[Stored records]

┄┄┄┄┄┄

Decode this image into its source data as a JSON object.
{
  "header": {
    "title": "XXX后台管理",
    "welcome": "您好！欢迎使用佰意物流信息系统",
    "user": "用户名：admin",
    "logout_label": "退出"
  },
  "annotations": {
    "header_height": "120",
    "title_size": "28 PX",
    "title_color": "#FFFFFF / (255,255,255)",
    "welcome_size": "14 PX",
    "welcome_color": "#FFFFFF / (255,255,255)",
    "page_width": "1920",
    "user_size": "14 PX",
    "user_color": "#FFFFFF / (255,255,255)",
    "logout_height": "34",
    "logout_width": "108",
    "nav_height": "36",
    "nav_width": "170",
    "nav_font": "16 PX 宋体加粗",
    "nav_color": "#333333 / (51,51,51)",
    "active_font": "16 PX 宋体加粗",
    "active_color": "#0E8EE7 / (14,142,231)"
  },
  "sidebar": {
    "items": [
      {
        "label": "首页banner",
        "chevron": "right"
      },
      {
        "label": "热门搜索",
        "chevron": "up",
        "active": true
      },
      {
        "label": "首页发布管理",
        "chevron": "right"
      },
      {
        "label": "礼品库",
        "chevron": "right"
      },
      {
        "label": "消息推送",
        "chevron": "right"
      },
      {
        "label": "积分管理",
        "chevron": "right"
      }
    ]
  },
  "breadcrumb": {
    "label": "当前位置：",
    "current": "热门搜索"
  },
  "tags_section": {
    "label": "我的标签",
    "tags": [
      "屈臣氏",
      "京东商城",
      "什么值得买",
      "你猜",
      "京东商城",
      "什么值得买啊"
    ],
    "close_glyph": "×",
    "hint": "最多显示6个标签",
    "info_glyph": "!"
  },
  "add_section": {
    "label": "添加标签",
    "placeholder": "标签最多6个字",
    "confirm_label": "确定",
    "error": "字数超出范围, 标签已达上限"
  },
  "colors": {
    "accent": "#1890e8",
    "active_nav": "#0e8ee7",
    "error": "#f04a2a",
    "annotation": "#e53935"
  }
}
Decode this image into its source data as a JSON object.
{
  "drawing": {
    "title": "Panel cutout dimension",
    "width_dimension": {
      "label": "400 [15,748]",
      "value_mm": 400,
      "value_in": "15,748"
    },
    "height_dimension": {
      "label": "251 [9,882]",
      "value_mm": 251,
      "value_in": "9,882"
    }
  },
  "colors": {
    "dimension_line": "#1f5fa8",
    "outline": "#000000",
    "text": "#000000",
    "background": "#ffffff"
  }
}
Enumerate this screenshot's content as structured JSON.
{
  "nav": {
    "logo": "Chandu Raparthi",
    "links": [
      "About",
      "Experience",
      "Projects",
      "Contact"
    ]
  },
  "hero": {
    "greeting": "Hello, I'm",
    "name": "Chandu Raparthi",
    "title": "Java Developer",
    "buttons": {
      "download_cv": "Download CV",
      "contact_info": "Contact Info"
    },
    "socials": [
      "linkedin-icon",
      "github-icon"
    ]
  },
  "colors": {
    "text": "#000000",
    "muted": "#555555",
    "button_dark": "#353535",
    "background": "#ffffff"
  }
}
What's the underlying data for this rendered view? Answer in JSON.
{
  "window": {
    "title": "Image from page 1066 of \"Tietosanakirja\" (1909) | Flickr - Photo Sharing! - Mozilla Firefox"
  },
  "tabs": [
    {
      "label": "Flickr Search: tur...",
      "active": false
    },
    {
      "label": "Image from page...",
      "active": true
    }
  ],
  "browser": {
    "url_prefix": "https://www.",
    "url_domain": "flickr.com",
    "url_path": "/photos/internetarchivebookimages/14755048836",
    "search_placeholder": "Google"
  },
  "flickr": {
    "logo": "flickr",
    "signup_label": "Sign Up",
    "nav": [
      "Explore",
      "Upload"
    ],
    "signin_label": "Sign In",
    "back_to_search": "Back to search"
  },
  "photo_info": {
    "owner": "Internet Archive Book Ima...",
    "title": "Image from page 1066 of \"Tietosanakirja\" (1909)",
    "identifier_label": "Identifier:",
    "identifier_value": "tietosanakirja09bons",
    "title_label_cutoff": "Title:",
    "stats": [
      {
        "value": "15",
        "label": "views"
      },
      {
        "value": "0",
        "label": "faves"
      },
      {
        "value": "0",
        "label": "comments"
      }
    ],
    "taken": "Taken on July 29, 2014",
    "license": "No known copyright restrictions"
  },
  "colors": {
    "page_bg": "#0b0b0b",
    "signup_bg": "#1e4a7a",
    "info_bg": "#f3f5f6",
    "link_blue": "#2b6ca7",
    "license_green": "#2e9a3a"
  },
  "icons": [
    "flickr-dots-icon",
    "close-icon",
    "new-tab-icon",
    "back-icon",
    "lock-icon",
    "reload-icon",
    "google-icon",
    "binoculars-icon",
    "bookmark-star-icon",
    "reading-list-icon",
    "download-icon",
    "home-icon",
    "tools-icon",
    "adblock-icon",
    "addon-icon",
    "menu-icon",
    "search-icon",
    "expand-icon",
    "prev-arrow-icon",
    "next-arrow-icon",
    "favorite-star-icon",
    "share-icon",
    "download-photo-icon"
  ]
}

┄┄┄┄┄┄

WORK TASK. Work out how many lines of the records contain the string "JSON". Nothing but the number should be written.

YOUR RESPONSE. 4